## Exercise details:
Every line in the records below that holds "JSON" must be identified and copied.

Dataset rows describing interfaces:
========================

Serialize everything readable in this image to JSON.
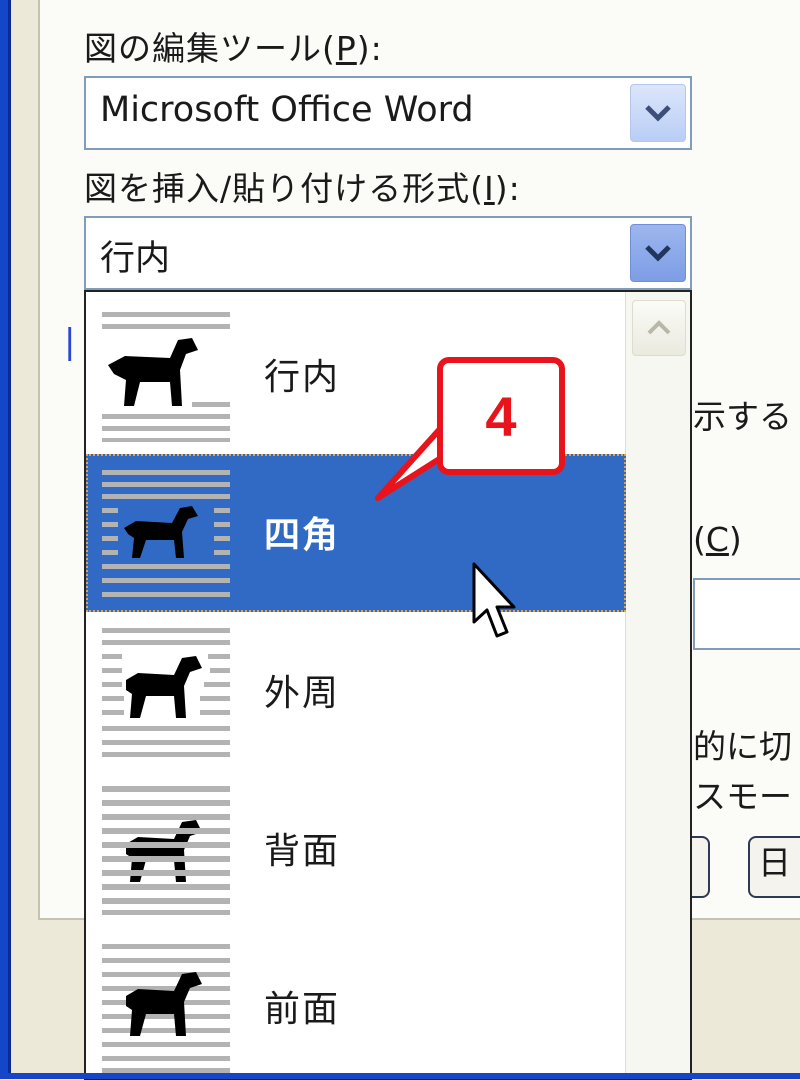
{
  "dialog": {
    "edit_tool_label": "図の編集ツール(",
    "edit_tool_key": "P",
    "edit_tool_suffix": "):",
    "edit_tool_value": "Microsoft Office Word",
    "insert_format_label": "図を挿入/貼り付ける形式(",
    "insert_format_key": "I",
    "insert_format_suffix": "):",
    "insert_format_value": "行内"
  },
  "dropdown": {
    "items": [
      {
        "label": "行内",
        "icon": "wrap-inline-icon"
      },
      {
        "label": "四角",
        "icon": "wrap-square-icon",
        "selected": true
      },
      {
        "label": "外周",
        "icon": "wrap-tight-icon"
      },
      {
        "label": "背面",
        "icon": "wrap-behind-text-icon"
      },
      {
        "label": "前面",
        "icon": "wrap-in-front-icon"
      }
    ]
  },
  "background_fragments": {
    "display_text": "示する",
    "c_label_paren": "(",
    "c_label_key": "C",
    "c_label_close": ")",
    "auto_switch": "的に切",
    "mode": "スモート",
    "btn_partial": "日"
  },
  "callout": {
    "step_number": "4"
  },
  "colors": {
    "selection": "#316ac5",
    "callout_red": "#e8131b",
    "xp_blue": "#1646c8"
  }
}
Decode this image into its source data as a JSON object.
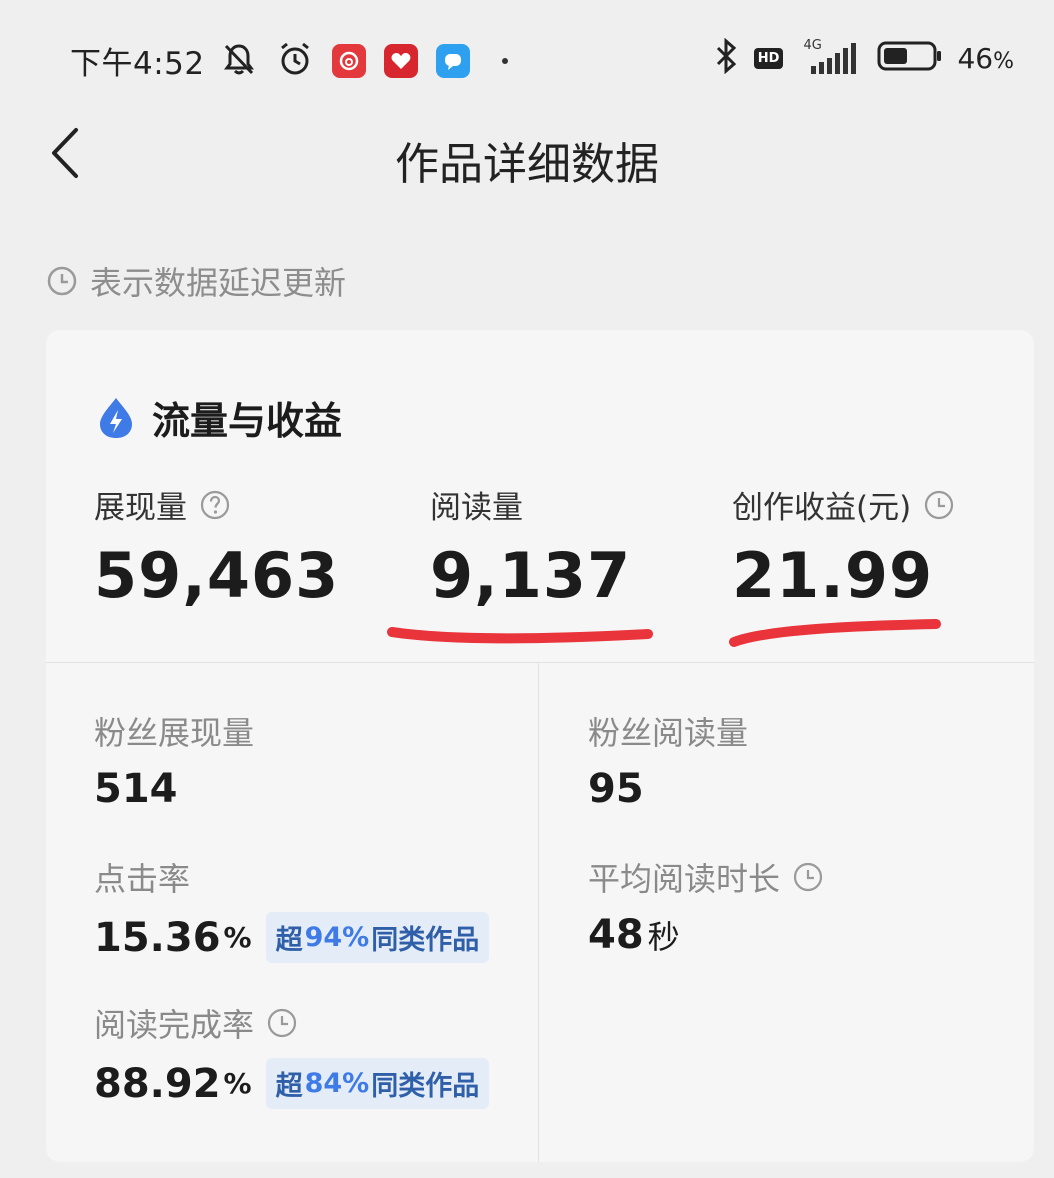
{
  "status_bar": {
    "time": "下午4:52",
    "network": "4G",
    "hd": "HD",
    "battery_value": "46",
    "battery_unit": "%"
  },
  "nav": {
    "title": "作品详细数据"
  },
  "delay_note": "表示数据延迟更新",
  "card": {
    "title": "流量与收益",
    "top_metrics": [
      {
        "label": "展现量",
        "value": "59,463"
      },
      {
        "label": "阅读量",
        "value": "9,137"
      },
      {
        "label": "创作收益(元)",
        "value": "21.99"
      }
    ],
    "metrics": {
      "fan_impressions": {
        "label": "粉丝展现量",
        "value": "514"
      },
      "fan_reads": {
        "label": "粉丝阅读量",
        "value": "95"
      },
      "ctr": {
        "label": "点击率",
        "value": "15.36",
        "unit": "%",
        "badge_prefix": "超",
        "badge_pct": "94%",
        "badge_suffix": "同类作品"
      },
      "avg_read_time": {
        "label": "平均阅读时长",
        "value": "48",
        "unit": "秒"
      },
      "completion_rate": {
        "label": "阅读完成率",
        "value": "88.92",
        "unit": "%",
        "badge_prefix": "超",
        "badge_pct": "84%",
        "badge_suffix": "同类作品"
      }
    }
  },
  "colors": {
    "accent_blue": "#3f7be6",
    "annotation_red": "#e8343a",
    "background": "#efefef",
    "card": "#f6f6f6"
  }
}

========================

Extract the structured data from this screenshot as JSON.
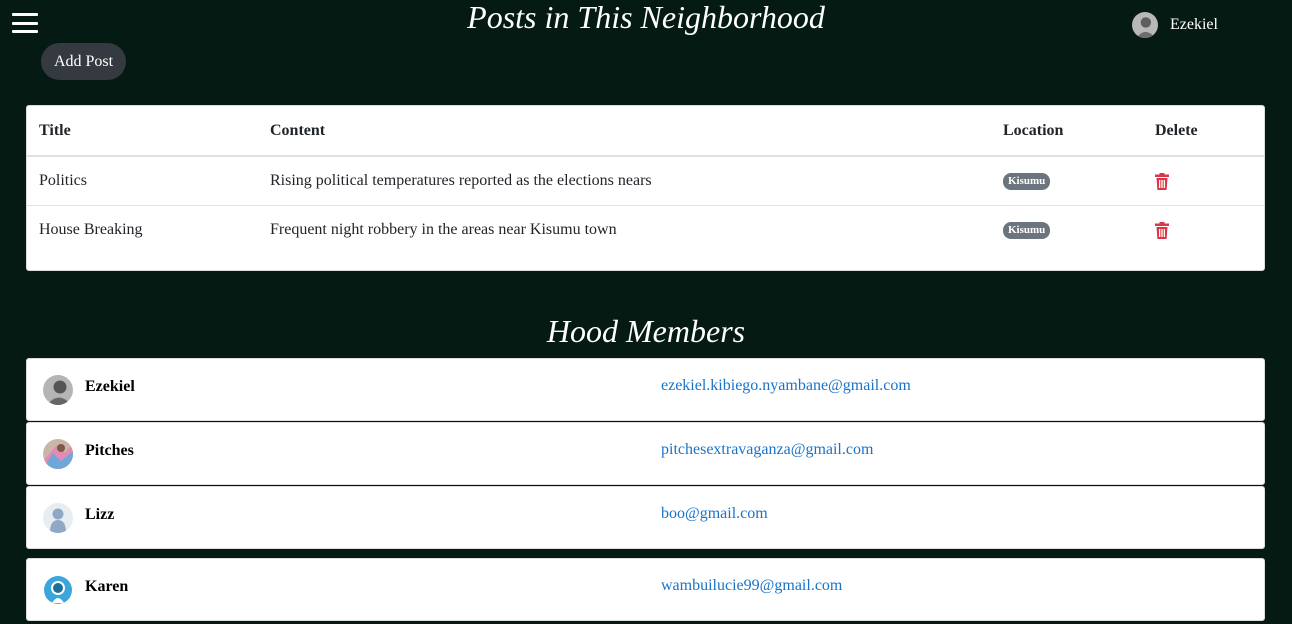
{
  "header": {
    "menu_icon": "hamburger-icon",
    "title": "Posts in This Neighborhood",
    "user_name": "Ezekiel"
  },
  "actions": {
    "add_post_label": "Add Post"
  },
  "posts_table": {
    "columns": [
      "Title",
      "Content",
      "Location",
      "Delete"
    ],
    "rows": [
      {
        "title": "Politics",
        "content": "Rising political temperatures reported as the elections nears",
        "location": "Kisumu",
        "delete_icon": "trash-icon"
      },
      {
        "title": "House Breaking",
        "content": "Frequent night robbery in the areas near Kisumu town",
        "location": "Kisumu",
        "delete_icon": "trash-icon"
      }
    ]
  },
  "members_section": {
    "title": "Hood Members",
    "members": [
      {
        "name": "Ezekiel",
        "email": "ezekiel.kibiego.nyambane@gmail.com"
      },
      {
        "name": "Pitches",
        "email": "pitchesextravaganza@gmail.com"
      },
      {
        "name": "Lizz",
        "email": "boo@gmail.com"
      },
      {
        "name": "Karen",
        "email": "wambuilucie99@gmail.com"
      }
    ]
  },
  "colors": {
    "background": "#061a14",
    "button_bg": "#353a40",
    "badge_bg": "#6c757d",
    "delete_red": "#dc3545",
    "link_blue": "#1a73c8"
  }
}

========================

## Written answer:
Serialize everything readable in this image to JSON.
Decode this image into its source data as a JSON object.
Extract the structured data from this screenshot as JSON.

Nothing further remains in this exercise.